## WORK INSTRUCTION
The lines below that include the word "rollen" are to be reported.

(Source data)

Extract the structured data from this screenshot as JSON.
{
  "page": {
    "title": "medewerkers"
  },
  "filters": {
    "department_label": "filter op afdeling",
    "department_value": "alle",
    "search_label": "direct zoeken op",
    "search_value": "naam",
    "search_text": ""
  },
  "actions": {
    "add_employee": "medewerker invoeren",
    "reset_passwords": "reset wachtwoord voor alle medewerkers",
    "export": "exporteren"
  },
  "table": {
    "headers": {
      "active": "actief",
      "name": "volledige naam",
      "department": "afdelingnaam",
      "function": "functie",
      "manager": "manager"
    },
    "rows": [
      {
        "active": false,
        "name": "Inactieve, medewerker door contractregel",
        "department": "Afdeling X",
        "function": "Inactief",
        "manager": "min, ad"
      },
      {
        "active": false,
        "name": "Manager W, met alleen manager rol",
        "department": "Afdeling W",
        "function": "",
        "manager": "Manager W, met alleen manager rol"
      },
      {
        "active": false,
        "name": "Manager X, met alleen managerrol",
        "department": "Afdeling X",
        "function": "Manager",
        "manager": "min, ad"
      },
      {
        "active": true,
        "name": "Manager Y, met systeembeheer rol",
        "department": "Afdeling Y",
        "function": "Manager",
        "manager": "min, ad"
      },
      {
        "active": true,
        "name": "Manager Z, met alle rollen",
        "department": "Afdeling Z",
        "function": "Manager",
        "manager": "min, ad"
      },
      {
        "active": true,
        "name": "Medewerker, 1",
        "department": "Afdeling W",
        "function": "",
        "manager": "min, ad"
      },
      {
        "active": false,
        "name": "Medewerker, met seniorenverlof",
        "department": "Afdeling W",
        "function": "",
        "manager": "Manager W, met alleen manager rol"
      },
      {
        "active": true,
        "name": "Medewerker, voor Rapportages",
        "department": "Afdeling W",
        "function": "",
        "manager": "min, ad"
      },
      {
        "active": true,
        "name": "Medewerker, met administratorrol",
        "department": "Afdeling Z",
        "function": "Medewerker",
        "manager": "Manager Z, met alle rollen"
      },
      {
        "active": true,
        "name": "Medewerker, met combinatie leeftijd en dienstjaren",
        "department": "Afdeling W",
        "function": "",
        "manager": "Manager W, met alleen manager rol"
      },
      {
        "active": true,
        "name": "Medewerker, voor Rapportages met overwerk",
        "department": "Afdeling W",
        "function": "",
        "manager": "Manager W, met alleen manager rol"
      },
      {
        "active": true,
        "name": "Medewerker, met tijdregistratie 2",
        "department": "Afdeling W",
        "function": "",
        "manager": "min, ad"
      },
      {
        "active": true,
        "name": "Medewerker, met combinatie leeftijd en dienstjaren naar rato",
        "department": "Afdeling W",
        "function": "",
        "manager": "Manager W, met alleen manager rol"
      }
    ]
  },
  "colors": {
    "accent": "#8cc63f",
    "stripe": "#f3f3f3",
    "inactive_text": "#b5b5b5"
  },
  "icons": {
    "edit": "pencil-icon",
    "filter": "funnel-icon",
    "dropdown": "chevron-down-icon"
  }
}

## FINISHED EXERCISE
        "name": "Manager Z, met alle rollen",
        "manager": "Manager Z, met alle rollen"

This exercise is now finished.